- About this exercise
Check each line of the data for "是随机变量" and select those that have it.

- Recorded data
————

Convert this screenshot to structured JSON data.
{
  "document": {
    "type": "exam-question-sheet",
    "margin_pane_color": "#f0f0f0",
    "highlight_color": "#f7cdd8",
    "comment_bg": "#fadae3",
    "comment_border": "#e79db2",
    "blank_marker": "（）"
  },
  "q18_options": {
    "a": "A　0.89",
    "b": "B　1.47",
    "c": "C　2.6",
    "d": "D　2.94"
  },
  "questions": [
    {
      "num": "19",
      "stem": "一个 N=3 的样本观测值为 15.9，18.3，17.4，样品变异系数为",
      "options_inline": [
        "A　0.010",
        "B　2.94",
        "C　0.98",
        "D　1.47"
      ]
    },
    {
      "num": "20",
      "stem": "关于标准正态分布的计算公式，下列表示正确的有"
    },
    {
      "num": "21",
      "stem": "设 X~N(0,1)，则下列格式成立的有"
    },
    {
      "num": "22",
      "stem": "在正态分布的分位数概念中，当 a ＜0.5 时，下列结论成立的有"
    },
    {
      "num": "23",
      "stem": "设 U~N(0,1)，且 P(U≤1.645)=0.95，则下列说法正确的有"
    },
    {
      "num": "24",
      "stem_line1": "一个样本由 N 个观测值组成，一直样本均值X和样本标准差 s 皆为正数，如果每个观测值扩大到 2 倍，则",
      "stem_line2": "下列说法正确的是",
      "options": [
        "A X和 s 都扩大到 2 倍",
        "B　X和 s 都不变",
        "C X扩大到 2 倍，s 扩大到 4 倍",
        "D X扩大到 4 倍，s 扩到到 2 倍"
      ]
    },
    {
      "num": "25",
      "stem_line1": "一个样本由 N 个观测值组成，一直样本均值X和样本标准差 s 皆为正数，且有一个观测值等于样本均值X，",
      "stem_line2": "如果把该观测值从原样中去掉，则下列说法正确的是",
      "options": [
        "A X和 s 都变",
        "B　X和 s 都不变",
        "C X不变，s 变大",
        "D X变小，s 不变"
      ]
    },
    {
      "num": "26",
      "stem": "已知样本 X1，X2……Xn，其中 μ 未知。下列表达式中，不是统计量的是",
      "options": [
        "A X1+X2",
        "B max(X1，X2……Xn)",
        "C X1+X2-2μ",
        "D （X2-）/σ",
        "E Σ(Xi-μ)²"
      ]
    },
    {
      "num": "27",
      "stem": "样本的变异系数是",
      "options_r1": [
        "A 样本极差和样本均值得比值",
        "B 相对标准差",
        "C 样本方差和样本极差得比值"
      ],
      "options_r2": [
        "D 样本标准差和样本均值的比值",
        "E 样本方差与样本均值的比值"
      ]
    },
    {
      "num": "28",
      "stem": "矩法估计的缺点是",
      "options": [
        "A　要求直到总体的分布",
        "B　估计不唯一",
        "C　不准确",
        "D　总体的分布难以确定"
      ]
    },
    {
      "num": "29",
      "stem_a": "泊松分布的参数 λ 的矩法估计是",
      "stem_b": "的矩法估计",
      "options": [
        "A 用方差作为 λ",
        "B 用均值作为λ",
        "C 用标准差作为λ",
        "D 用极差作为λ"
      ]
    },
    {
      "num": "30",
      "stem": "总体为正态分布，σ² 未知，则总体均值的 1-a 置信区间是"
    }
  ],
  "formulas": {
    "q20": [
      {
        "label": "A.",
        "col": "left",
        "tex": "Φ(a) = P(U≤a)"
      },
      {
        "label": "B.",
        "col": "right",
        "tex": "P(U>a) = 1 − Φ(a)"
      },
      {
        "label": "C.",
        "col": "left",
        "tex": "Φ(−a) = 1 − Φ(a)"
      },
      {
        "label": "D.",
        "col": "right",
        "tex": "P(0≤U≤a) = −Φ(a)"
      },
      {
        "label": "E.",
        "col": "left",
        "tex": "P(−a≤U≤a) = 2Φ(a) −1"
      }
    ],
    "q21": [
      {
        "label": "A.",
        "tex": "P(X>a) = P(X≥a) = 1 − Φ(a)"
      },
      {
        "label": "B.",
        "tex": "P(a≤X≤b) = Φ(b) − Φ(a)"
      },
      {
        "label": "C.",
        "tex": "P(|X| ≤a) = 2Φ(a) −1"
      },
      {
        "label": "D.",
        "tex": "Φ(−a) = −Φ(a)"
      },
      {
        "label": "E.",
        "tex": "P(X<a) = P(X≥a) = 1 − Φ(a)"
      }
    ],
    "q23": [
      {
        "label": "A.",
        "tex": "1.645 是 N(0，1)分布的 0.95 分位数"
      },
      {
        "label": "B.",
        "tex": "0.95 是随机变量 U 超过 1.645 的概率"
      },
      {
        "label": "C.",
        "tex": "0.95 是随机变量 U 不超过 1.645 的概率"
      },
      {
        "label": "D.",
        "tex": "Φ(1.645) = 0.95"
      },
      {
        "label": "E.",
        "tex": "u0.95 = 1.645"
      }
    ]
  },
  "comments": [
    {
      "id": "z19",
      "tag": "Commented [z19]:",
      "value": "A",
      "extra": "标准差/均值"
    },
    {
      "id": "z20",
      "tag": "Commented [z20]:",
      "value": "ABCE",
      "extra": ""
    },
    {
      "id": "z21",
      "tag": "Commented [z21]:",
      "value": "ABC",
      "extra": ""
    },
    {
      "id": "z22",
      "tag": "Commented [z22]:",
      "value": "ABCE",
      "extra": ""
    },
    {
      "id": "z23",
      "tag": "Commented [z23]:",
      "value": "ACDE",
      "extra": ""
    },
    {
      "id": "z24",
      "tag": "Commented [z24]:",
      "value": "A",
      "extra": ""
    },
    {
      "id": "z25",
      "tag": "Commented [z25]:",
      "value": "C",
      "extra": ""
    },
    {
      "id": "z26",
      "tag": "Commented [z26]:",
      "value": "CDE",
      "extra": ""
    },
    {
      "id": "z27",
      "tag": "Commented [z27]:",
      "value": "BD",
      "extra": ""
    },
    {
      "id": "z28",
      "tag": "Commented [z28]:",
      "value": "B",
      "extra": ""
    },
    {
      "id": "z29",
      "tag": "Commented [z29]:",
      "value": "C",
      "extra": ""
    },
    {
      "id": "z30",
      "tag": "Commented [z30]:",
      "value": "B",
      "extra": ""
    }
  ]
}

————

- Solution below
        "tex": "0.95 是随机变量 U 超过 1.645 的概率"
        "tex": "0.95 是随机变量 U 不超过 1.645 的概率"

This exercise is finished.